=== RECORDS SHOWN ===
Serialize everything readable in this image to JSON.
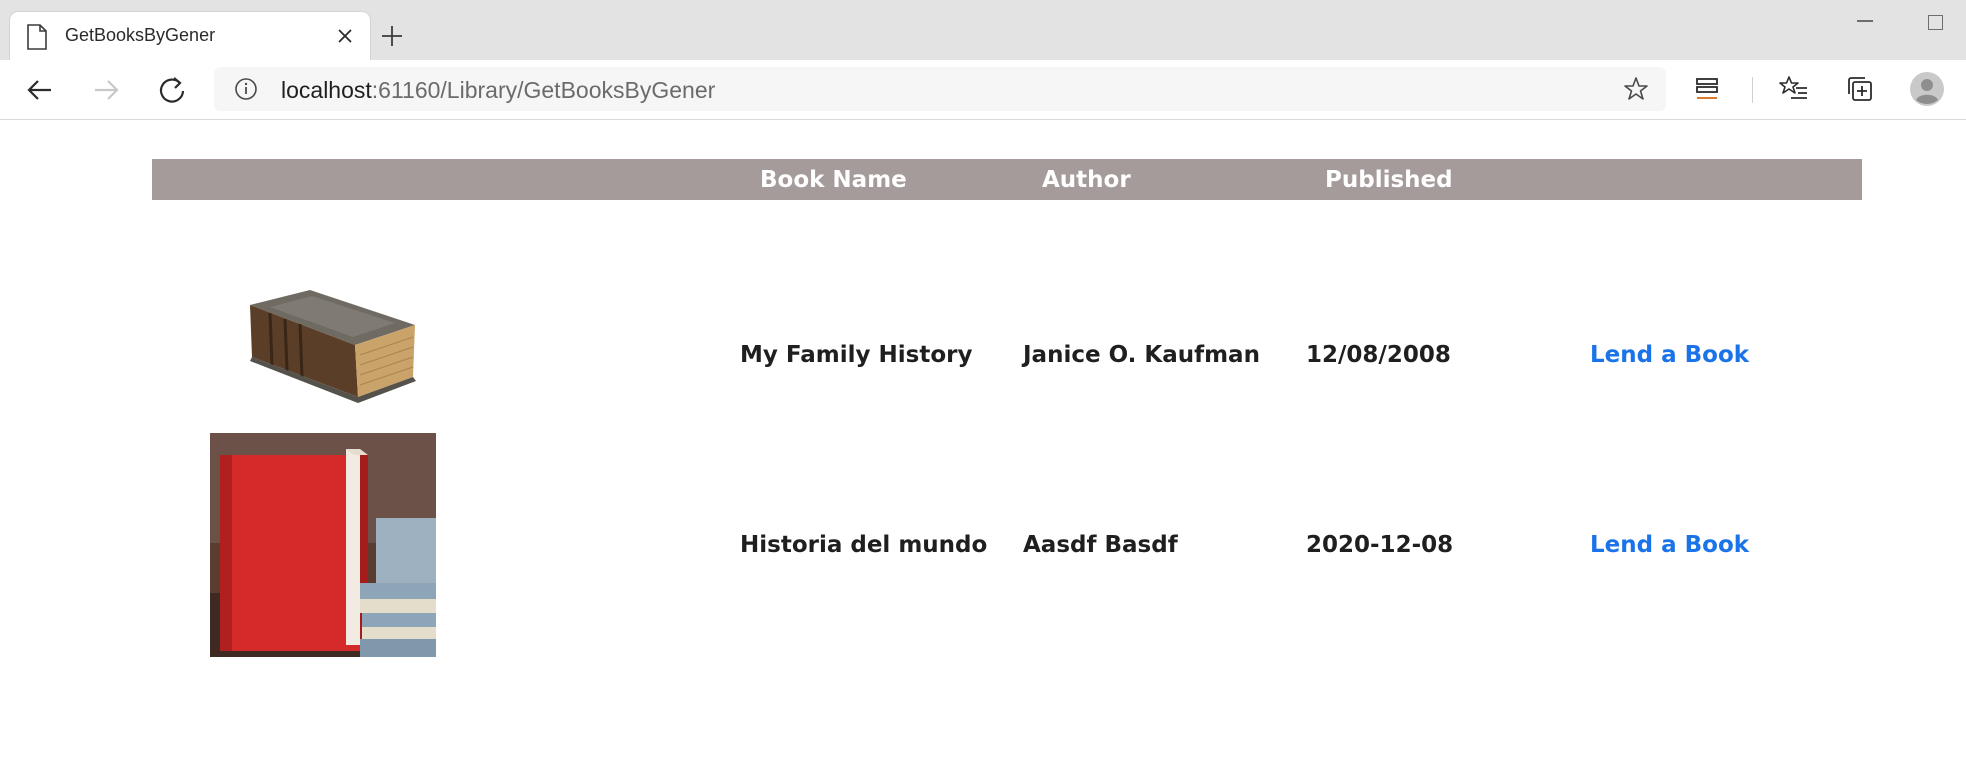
{
  "browser": {
    "tab_title": "GetBooksByGener",
    "url_host": "localhost",
    "url_rest": ":61160/Library/GetBooksByGener",
    "icons": {
      "page": "page-icon",
      "close": "close-icon",
      "new_tab": "plus-icon",
      "back": "back-arrow-icon",
      "forward": "forward-arrow-icon",
      "reload": "reload-icon",
      "info": "info-icon",
      "favorite": "star-icon",
      "reading_list": "reading-list-icon",
      "favorites": "favorites-icon",
      "collections": "collections-icon",
      "profile": "profile-icon"
    }
  },
  "table": {
    "header_bg": "#a59b9b",
    "columns": [
      "",
      "Book Name",
      "Author",
      "Published",
      ""
    ],
    "rows": [
      {
        "image": "old-brown-book-image",
        "name": "My Family History",
        "author": "Janice O. Kaufman",
        "published": "12/08/2008",
        "action": "Lend a Book"
      },
      {
        "image": "red-book-image",
        "name": "Historia del mundo",
        "author": "Aasdf Basdf",
        "published": "2020-12-08",
        "action": "Lend a Book"
      }
    ]
  },
  "colors": {
    "link": "#1a73e8"
  }
}
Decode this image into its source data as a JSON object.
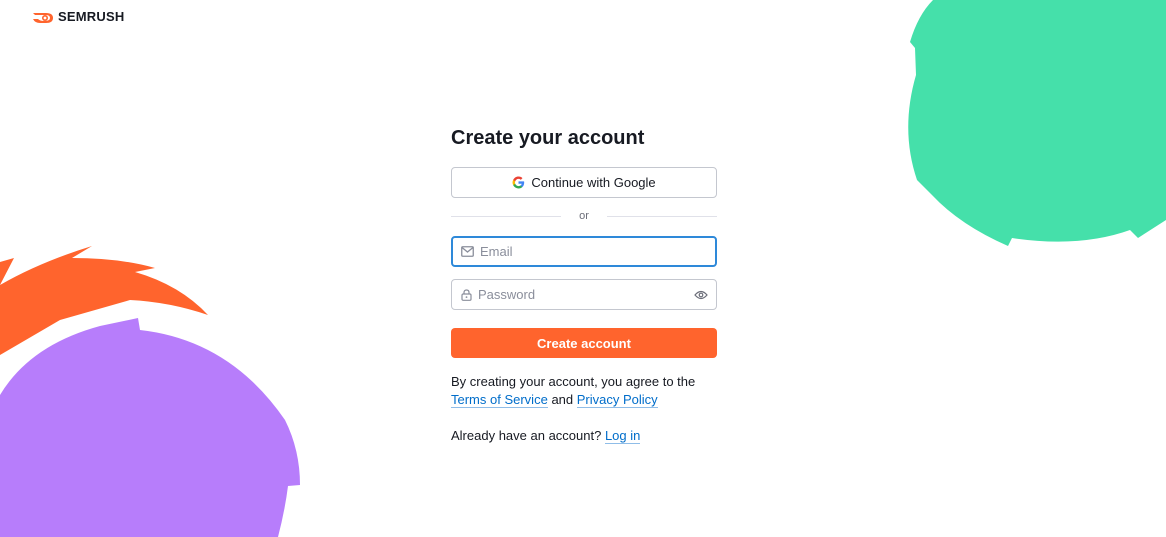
{
  "brand": {
    "name": "SEMRUSH",
    "icon": "semrush-flame-logo-icon",
    "accent_color": "#ff642d"
  },
  "form": {
    "title": "Create your account",
    "google_button_label": "Continue with Google",
    "divider_text": "or",
    "email": {
      "placeholder": "Email",
      "value": "",
      "icon": "mail-icon"
    },
    "password": {
      "placeholder": "Password",
      "value": "",
      "icon": "lock-icon",
      "toggle_icon": "eye-icon"
    },
    "submit_label": "Create account",
    "terms_prefix": "By creating your account, you agree to the",
    "terms_link": "Terms of Service",
    "terms_and": "and",
    "privacy_link": "Privacy Policy",
    "login_prefix": "Already have an account?",
    "login_link": "Log in"
  },
  "colors": {
    "primary_button": "#ff642d",
    "link": "#006dca",
    "focus_border": "#2e89d9",
    "decor_green": "#45e0aa",
    "decor_purple": "#b77dfb",
    "decor_orange": "#ff642d"
  }
}
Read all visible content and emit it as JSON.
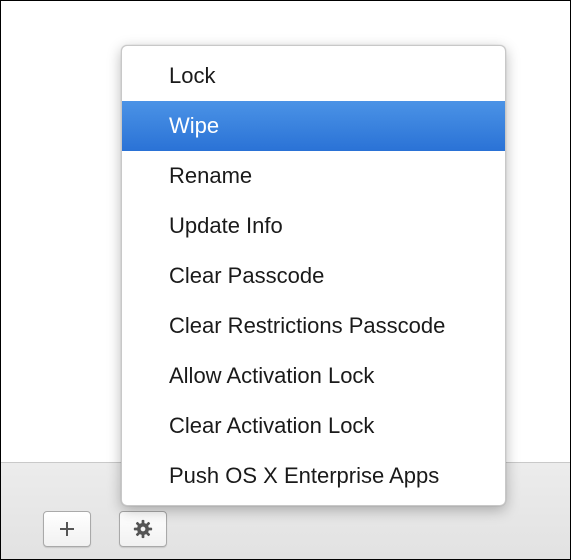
{
  "toolbar": {
    "add_icon": "plus-icon",
    "action_icon": "gear-icon"
  },
  "menu": {
    "selected_index": 1,
    "highlight_color": "#3a83e0",
    "items": [
      {
        "label": "Lock"
      },
      {
        "label": "Wipe"
      },
      {
        "label": "Rename"
      },
      {
        "label": "Update Info"
      },
      {
        "label": "Clear Passcode"
      },
      {
        "label": "Clear Restrictions Passcode"
      },
      {
        "label": "Allow Activation Lock"
      },
      {
        "label": "Clear Activation Lock"
      },
      {
        "label": "Push OS X Enterprise Apps"
      }
    ]
  }
}
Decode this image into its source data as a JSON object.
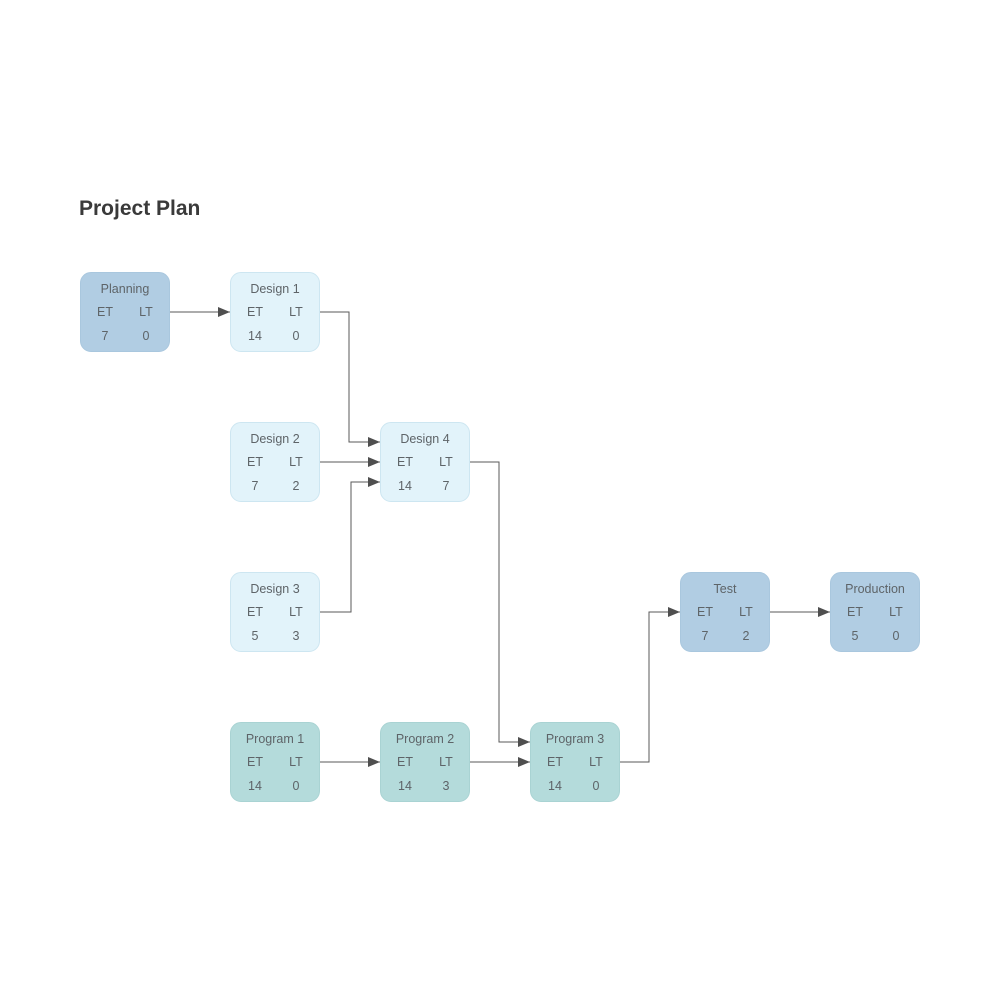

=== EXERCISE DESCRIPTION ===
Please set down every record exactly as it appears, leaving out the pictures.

=== RESPONSE FOR THIS EXERCISE ===
Serialize everything readable in this image to JSON.
{
  "browser": {
    "tab_title": "GetBooksByGener",
    "url_host": "localhost",
    "url_rest": ":61160/Library/GetBooksByGener",
    "icons": {
      "page": "page-icon",
      "close": "close-icon",
      "new_tab": "plus-icon",
      "back": "back-arrow-icon",
      "forward": "forward-arrow-icon",
      "reload": "reload-icon",
      "info": "info-icon",
      "favorite": "star-icon",
      "reading_list": "reading-list-icon",
      "favorites": "favorites-icon",
      "collections": "collections-icon",
      "profile": "profile-icon"
    }
  },
  "table": {
    "header_bg": "#a59b9b",
    "columns": [
      "",
      "Book Name",
      "Author",
      "Published",
      ""
    ],
    "rows": [
      {
        "image": "old-brown-book-image",
        "name": "My Family History",
        "author": "Janice O. Kaufman",
        "published": "12/08/2008",
        "action": "Lend a Book"
      },
      {
        "image": "red-book-image",
        "name": "Historia del mundo",
        "author": "Aasdf Basdf",
        "published": "2020-12-08",
        "action": "Lend a Book"
      }
    ]
  },
  "colors": {
    "link": "#1a73e8"
  }
}
Decode this image into its source data as a JSON object.
{
  "brand": {
    "name": "SEMRUSH",
    "icon": "semrush-flame-logo-icon",
    "accent_color": "#ff642d"
  },
  "form": {
    "title": "Create your account",
    "google_button_label": "Continue with Google",
    "divider_text": "or",
    "email": {
      "placeholder": "Email",
      "value": "",
      "icon": "mail-icon"
    },
    "password": {
      "placeholder": "Password",
      "value": "",
      "icon": "lock-icon",
      "toggle_icon": "eye-icon"
    },
    "submit_label": "Create account",
    "terms_prefix": "By creating your account, you agree to the",
    "terms_link": "Terms of Service",
    "terms_and": "and",
    "privacy_link": "Privacy Policy",
    "login_prefix": "Already have an account?",
    "login_link": "Log in"
  },
  "colors": {
    "primary_button": "#ff642d",
    "link": "#006dca",
    "focus_border": "#2e89d9",
    "decor_green": "#45e0aa",
    "decor_purple": "#b77dfb",
    "decor_orange": "#ff642d"
  }
}
Read all visible content and emit it as JSON.
{
  "toolbar": {
    "add_icon": "plus-icon",
    "action_icon": "gear-icon"
  },
  "menu": {
    "selected_index": 1,
    "highlight_color": "#3a83e0",
    "items": [
      {
        "label": "Lock"
      },
      {
        "label": "Wipe"
      },
      {
        "label": "Rename"
      },
      {
        "label": "Update Info"
      },
      {
        "label": "Clear Passcode"
      },
      {
        "label": "Clear Restrictions Passcode"
      },
      {
        "label": "Allow Activation Lock"
      },
      {
        "label": "Clear Activation Lock"
      },
      {
        "label": "Push OS X Enterprise Apps"
      }
    ]
  }
}
Decode this image into its source data as a JSON object.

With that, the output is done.